-- Data listing follows --

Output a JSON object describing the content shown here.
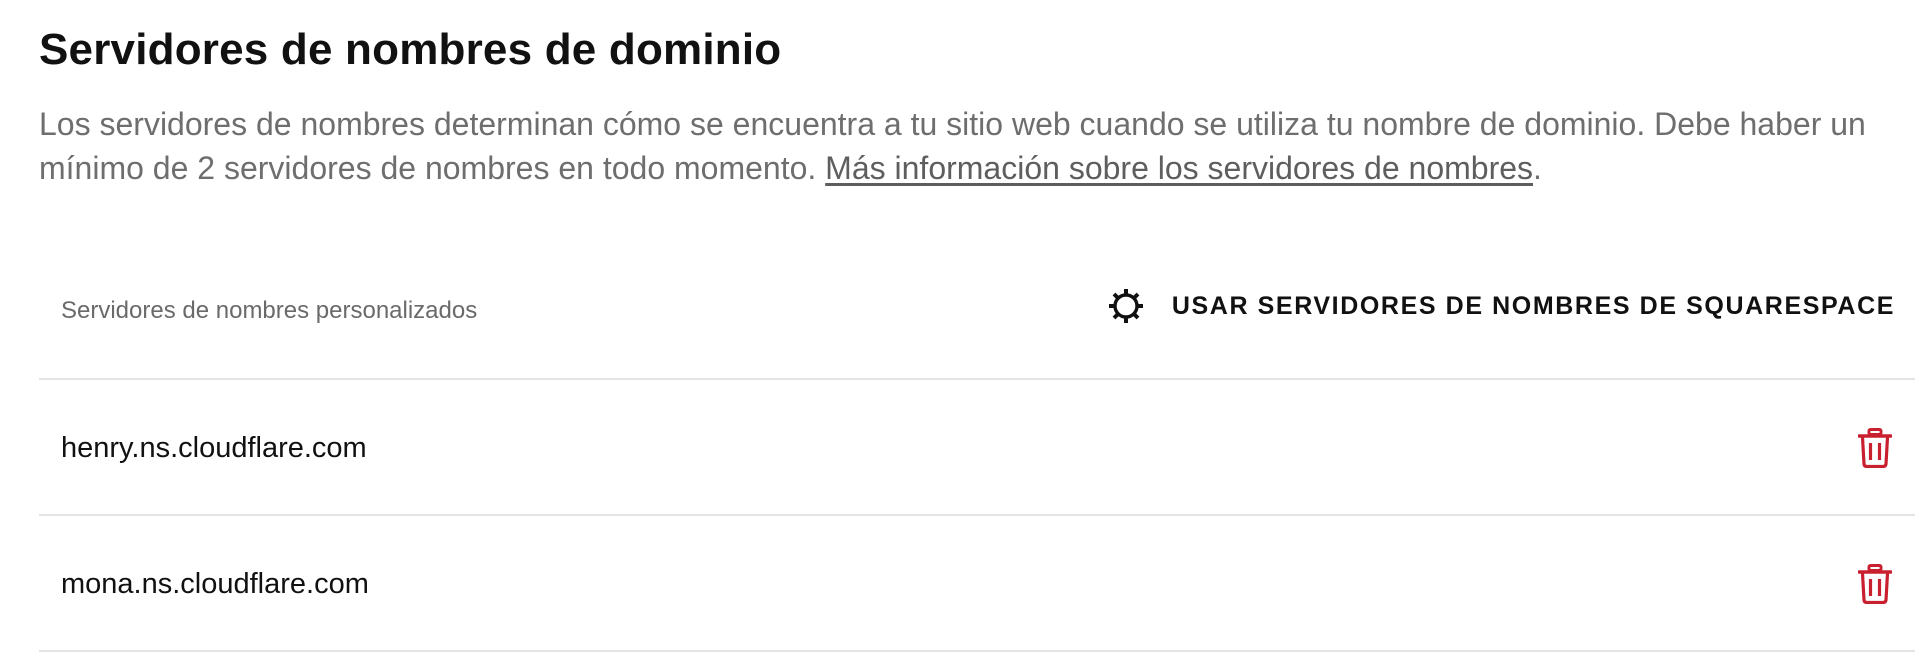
{
  "header": {
    "title": "Servidores de nombres de dominio",
    "description": "Los servidores de nombres determinan cómo se encuentra a tu sitio web cuando se utiliza tu nombre de dominio. Debe haber un mínimo de 2 servidores de nombres en todo momento. ",
    "link_text": "Más información sobre los servidores de nombres",
    "description_end": "."
  },
  "section": {
    "label": "Servidores de nombres personalizados",
    "action_label": "USAR SERVIDORES DE NOMBRES DE SQUARESPACE",
    "action_icon": "gear-icon"
  },
  "nameservers": [
    {
      "name": "henry.ns.cloudflare.com",
      "action_icon": "trash-icon"
    },
    {
      "name": "mona.ns.cloudflare.com",
      "action_icon": "trash-icon"
    }
  ],
  "colors": {
    "delete": "#c8202f",
    "text": "#111111",
    "muted": "#6e6e6e",
    "divider": "#e4e4e4"
  }
}
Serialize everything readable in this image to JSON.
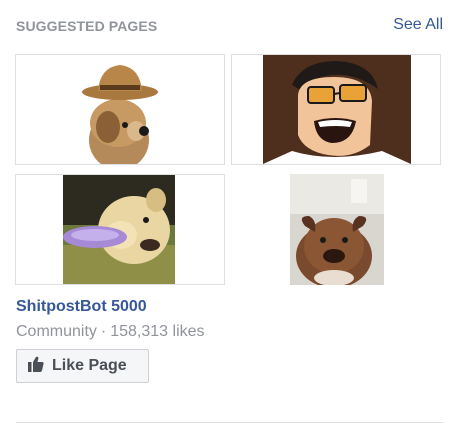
{
  "header": {
    "title": "SUGGESTED PAGES",
    "see_all": "See All"
  },
  "thumbnails": [
    {
      "name": "dog-in-cowboy-hat-photo"
    },
    {
      "name": "cartoon-man-sunglasses-laughing-image"
    },
    {
      "name": "dog-catching-frisbee-photo"
    },
    {
      "name": "dog-looking-up-photo"
    }
  ],
  "page": {
    "name": "ShitpostBot 5000",
    "category": "Community",
    "separator": "·",
    "likes": "158,313 likes"
  },
  "like_button": {
    "label": "Like Page",
    "icon": "thumbs-up-icon"
  },
  "colors": {
    "link": "#365899",
    "muted": "#90949c",
    "border": "#dddfe2",
    "button_bg": "#f5f6f7"
  }
}
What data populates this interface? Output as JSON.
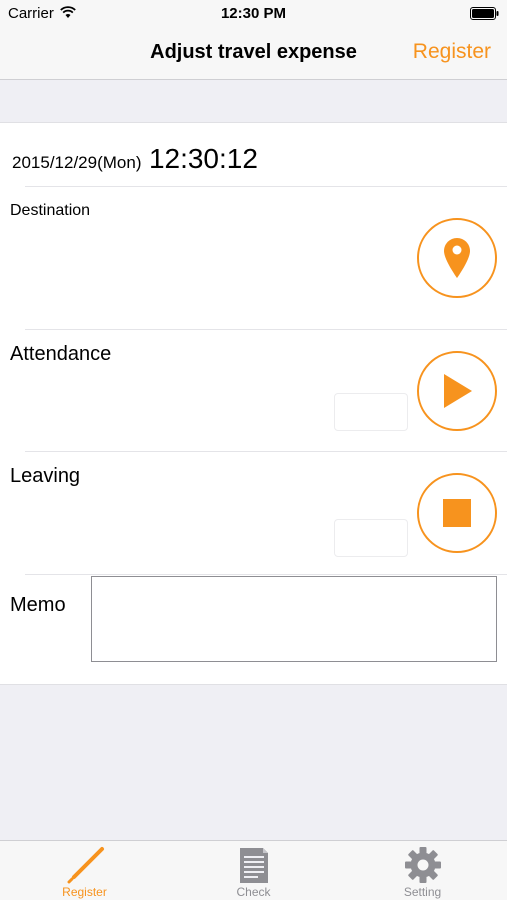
{
  "status_bar": {
    "carrier": "Carrier",
    "time": "12:30 PM"
  },
  "nav": {
    "title": "Adjust travel expense",
    "right_button": "Register"
  },
  "main": {
    "date": "2015/12/29(Mon)",
    "clock": "12:30:12",
    "destination_label": "Destination",
    "attendance_label": "Attendance",
    "attendance_value": "",
    "leaving_label": "Leaving",
    "leaving_value": "",
    "memo_label": "Memo",
    "memo_value": ""
  },
  "tabs": [
    {
      "label": "Register",
      "icon": "pencil-icon",
      "active": true
    },
    {
      "label": "Check",
      "icon": "document-icon",
      "active": false
    },
    {
      "label": "Setting",
      "icon": "gear-icon",
      "active": false
    }
  ],
  "colors": {
    "accent": "#f7931e",
    "inactive": "#8e8e93",
    "background": "#efeff4"
  }
}
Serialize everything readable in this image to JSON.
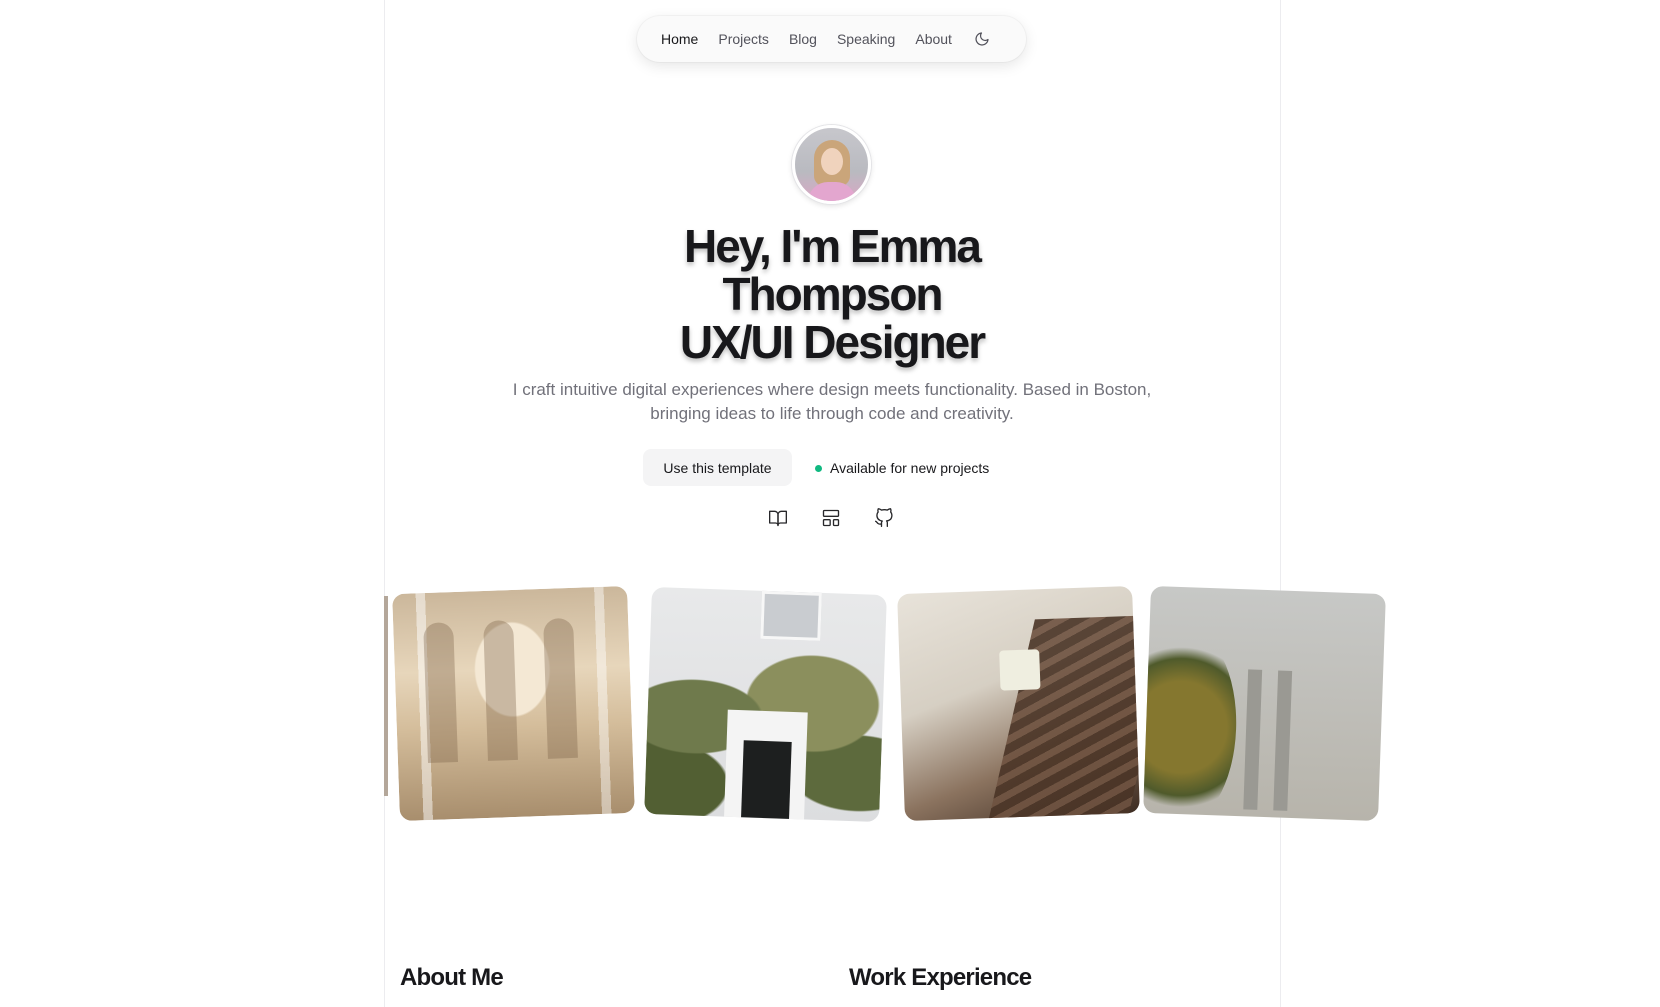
{
  "nav": {
    "items": [
      {
        "label": "Home",
        "active": true
      },
      {
        "label": "Projects",
        "active": false
      },
      {
        "label": "Blog",
        "active": false
      },
      {
        "label": "Speaking",
        "active": false
      },
      {
        "label": "About",
        "active": false
      }
    ],
    "theme_toggle_icon": "moon-icon"
  },
  "hero": {
    "title_line1": "Hey, I'm Emma",
    "title_line2": "Thompson",
    "title_line3": "UX/UI Designer",
    "subtitle": "I craft intuitive digital experiences where design meets functionality. Based in Boston, bringing ideas to life through code and creativity.",
    "cta_label": "Use this template",
    "status_label": "Available for new projects",
    "status_color": "#10b981"
  },
  "social": {
    "icons": [
      "book-open-icon",
      "layout-icon",
      "github-icon"
    ]
  },
  "sections": {
    "about_title": "About Me",
    "experience_title": "Work Experience"
  }
}
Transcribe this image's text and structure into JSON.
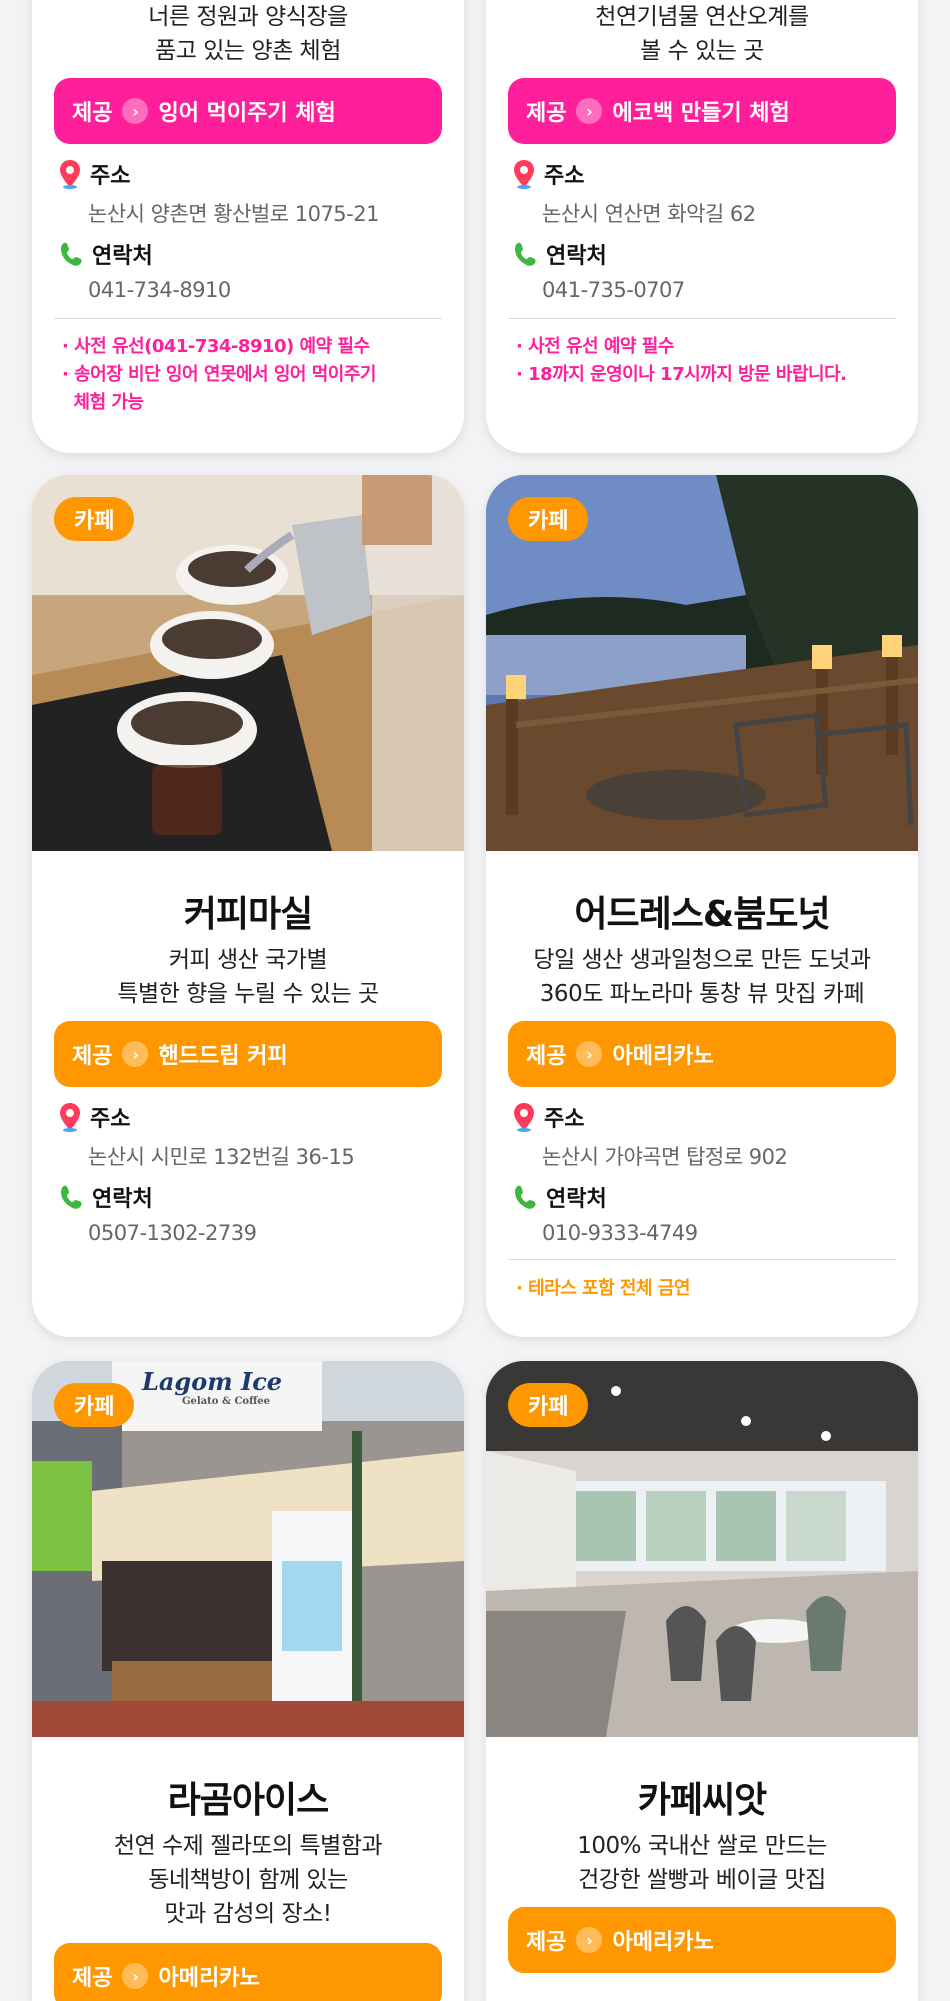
{
  "cards": [
    {
      "desc_lines": [
        "너른 정원과 양식장을",
        "품고 있는 양촌 체험"
      ],
      "provide_label": "제공",
      "provide_item": "잉어 먹이주기 체험",
      "address_label": "주소",
      "address": "논산시 양촌면 황산벌로 1075-21",
      "contact_label": "연락처",
      "phone": "041-734-8910",
      "notes": [
        "· 사전 유선(041-734-8910) 예약 필수",
        "· 송어장 비단 잉어 연못에서 잉어 먹이주기",
        "  체험 가능"
      ]
    },
    {
      "desc_lines": [
        "천연기념물 연산오계를",
        "볼 수 있는 곳"
      ],
      "provide_label": "제공",
      "provide_item": "에코백 만들기 체험",
      "address_label": "주소",
      "address": "논산시 연산면 화악길 62",
      "contact_label": "연락처",
      "phone": "041-735-0707",
      "notes": [
        "· 사전 유선 예약 필수",
        "· 18까지 운영이나 17시까지 방문 바랍니다."
      ]
    },
    {
      "tag": "카페",
      "name": "커피마실",
      "desc_lines": [
        "커피 생산 국가별",
        "특별한 향을 누릴 수 있는 곳"
      ],
      "provide_label": "제공",
      "provide_item": "핸드드립 커피",
      "address_label": "주소",
      "address": "논산시 시민로 132번길 36-15",
      "contact_label": "연락처",
      "phone": "0507-1302-2739"
    },
    {
      "tag": "카페",
      "name": "어드레스&붐도넛",
      "desc_lines": [
        "당일 생산 생과일청으로 만든 도넛과",
        "360도 파노라마 통창 뷰 맛집 카페"
      ],
      "provide_label": "제공",
      "provide_item": "아메리카노",
      "address_label": "주소",
      "address": "논산시 가야곡면 탑정로 902",
      "contact_label": "연락처",
      "phone": "010-9333-4749",
      "notes": [
        "· 테라스 포함 전체 금연"
      ]
    },
    {
      "tag": "카페",
      "name": "라곰아이스",
      "desc_lines": [
        "천연 수제 젤라또의 특별함과",
        "동네책방이 함께 있는",
        "맛과 감성의 장소!"
      ],
      "provide_label": "제공",
      "provide_item": "아메리카노",
      "image_texts": {
        "sign": "Lagom Ice",
        "sign_sub": "Gelato & Coffee"
      }
    },
    {
      "tag": "카페",
      "name": "카페씨앗",
      "desc_lines": [
        "100% 국내산 쌀로 만드는",
        "건강한 쌀빵과 베이글 맛집"
      ],
      "provide_label": "제공",
      "provide_item": "아메리카노"
    }
  ],
  "colors": {
    "pink": "#ff1f9a",
    "orange": "#ff9800",
    "pin": "#ff3b5c",
    "phone_icon": "#3fb63f"
  },
  "icons": {
    "address": "map-pin-icon",
    "contact": "phone-icon",
    "arrow": "chevron-right-icon"
  }
}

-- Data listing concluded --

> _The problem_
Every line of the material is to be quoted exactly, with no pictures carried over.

> _Answer space_
Output a JSON object describing the content shown here.
{
  "header": {
    "title": "Servidores de nombres de dominio",
    "description": "Los servidores de nombres determinan cómo se encuentra a tu sitio web cuando se utiliza tu nombre de dominio. Debe haber un mínimo de 2 servidores de nombres en todo momento. ",
    "link_text": "Más información sobre los servidores de nombres",
    "description_end": "."
  },
  "section": {
    "label": "Servidores de nombres personalizados",
    "action_label": "USAR SERVIDORES DE NOMBRES DE SQUARESPACE",
    "action_icon": "gear-icon"
  },
  "nameservers": [
    {
      "name": "henry.ns.cloudflare.com",
      "action_icon": "trash-icon"
    },
    {
      "name": "mona.ns.cloudflare.com",
      "action_icon": "trash-icon"
    }
  ],
  "colors": {
    "delete": "#c8202f",
    "text": "#111111",
    "muted": "#6e6e6e",
    "divider": "#e4e4e4"
  }
}
Serialize everything readable in this image to JSON.
{
  "header": {
    "title": "SUGGESTED PAGES",
    "see_all": "See All"
  },
  "thumbnails": [
    {
      "name": "dog-in-cowboy-hat-photo"
    },
    {
      "name": "cartoon-man-sunglasses-laughing-image"
    },
    {
      "name": "dog-catching-frisbee-photo"
    },
    {
      "name": "dog-looking-up-photo"
    }
  ],
  "page": {
    "name": "ShitpostBot 5000",
    "category": "Community",
    "separator": "·",
    "likes": "158,313 likes"
  },
  "like_button": {
    "label": "Like Page",
    "icon": "thumbs-up-icon"
  },
  "colors": {
    "link": "#365899",
    "muted": "#90949c",
    "border": "#dddfe2",
    "button_bg": "#f5f6f7"
  }
}
What data populates this interface? Output as JSON.
{
  "status_bar": {
    "carrier": "Carrier",
    "time": "12:30 PM"
  },
  "nav": {
    "title": "Adjust travel expense",
    "right_button": "Register"
  },
  "main": {
    "date": "2015/12/29(Mon)",
    "clock": "12:30:12",
    "destination_label": "Destination",
    "attendance_label": "Attendance",
    "attendance_value": "",
    "leaving_label": "Leaving",
    "leaving_value": "",
    "memo_label": "Memo",
    "memo_value": ""
  },
  "tabs": [
    {
      "label": "Register",
      "icon": "pencil-icon",
      "active": true
    },
    {
      "label": "Check",
      "icon": "document-icon",
      "active": false
    },
    {
      "label": "Setting",
      "icon": "gear-icon",
      "active": false
    }
  ],
  "colors": {
    "accent": "#f7931e",
    "inactive": "#8e8e93",
    "background": "#efeff4"
  }
}
Serialize everything readable in this image to JSON.
{
  "nav": {
    "items": [
      {
        "label": "Home",
        "active": true
      },
      {
        "label": "Projects",
        "active": false
      },
      {
        "label": "Blog",
        "active": false
      },
      {
        "label": "Speaking",
        "active": false
      },
      {
        "label": "About",
        "active": false
      }
    ],
    "theme_toggle_icon": "moon-icon"
  },
  "hero": {
    "title_line1": "Hey, I'm Emma",
    "title_line2": "Thompson",
    "title_line3": "UX/UI Designer",
    "subtitle": "I craft intuitive digital experiences where design meets functionality. Based in Boston, bringing ideas to life through code and creativity.",
    "cta_label": "Use this template",
    "status_label": "Available for new projects",
    "status_color": "#10b981"
  },
  "social": {
    "icons": [
      "book-open-icon",
      "layout-icon",
      "github-icon"
    ]
  },
  "sections": {
    "about_title": "About Me",
    "experience_title": "Work Experience"
  }
}
Transcribe this image's text and structure into JSON.
{
  "cards": [
    {
      "desc_lines": [
        "너른 정원과 양식장을",
        "품고 있는 양촌 체험"
      ],
      "provide_label": "제공",
      "provide_item": "잉어 먹이주기 체험",
      "address_label": "주소",
      "address": "논산시 양촌면 황산벌로 1075-21",
      "contact_label": "연락처",
      "phone": "041-734-8910",
      "notes": [
        "· 사전 유선(041-734-8910) 예약 필수",
        "· 송어장 비단 잉어 연못에서 잉어 먹이주기",
        "  체험 가능"
      ]
    },
    {
      "desc_lines": [
        "천연기념물 연산오계를",
        "볼 수 있는 곳"
      ],
      "provide_label": "제공",
      "provide_item": "에코백 만들기 체험",
      "address_label": "주소",
      "address": "논산시 연산면 화악길 62",
      "contact_label": "연락처",
      "phone": "041-735-0707",
      "notes": [
        "· 사전 유선 예약 필수",
        "· 18까지 운영이나 17시까지 방문 바랍니다."
      ]
    },
    {
      "tag": "카페",
      "name": "커피마실",
      "desc_lines": [
        "커피 생산 국가별",
        "특별한 향을 누릴 수 있는 곳"
      ],
      "provide_label": "제공",
      "provide_item": "핸드드립 커피",
      "address_label": "주소",
      "address": "논산시 시민로 132번길 36-15",
      "contact_label": "연락처",
      "phone": "0507-1302-2739"
    },
    {
      "tag": "카페",
      "name": "어드레스&붐도넛",
      "desc_lines": [
        "당일 생산 생과일청으로 만든 도넛과",
        "360도 파노라마 통창 뷰 맛집 카페"
      ],
      "provide_label": "제공",
      "provide_item": "아메리카노",
      "address_label": "주소",
      "address": "논산시 가야곡면 탑정로 902",
      "contact_label": "연락처",
      "phone": "010-9333-4749",
      "notes": [
        "· 테라스 포함 전체 금연"
      ]
    },
    {
      "tag": "카페",
      "name": "라곰아이스",
      "desc_lines": [
        "천연 수제 젤라또의 특별함과",
        "동네책방이 함께 있는",
        "맛과 감성의 장소!"
      ],
      "provide_label": "제공",
      "provide_item": "아메리카노",
      "image_texts": {
        "sign": "Lagom Ice",
        "sign_sub": "Gelato & Coffee"
      }
    },
    {
      "tag": "카페",
      "name": "카페씨앗",
      "desc_lines": [
        "100% 국내산 쌀로 만드는",
        "건강한 쌀빵과 베이글 맛집"
      ],
      "provide_label": "제공",
      "provide_item": "아메리카노"
    }
  ],
  "colors": {
    "pink": "#ff1f9a",
    "orange": "#ff9800",
    "pin": "#ff3b5c",
    "phone_icon": "#3fb63f"
  },
  "icons": {
    "address": "map-pin-icon",
    "contact": "phone-icon",
    "arrow": "chevron-right-icon"
  }
}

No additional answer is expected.